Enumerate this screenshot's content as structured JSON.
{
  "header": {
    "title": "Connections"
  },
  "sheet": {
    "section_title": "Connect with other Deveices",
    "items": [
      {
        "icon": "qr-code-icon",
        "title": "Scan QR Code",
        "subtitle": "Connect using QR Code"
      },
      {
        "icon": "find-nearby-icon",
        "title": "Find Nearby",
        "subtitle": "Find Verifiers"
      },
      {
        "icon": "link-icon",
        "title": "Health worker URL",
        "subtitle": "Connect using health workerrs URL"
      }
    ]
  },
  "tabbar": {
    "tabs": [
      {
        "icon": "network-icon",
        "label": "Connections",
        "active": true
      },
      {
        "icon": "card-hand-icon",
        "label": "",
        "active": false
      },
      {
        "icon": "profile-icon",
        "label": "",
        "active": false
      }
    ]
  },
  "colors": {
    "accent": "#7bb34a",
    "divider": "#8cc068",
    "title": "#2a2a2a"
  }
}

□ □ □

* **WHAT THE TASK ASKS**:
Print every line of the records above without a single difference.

* **WRITTEN SOLUTION**:
Enumerate this screenshot's content as structured JSON.
{
  "header": {
    "title": "Connections"
  },
  "sheet": {
    "section_title": "Connect with other Deveices",
    "items": [
      {
        "icon": "qr-code-icon",
        "title": "Scan QR Code",
        "subtitle": "Connect using QR Code"
      },
      {
        "icon": "find-nearby-icon",
        "title": "Find Nearby",
        "subtitle": "Find Verifiers"
      },
      {
        "icon": "link-icon",
        "title": "Health worker URL",
        "subtitle": "Connect using health workerrs URL"
      }
    ]
  },
  "tabbar": {
    "tabs": [
      {
        "icon": "network-icon",
        "label": "Connections",
        "active": true
      },
      {
        "icon": "card-hand-icon",
        "label": "",
        "active": false
      },
      {
        "icon": "profile-icon",
        "label": "",
        "active": false
      }
    ]
  },
  "colors": {
    "accent": "#7bb34a",
    "divider": "#8cc068",
    "title": "#2a2a2a"
  }
}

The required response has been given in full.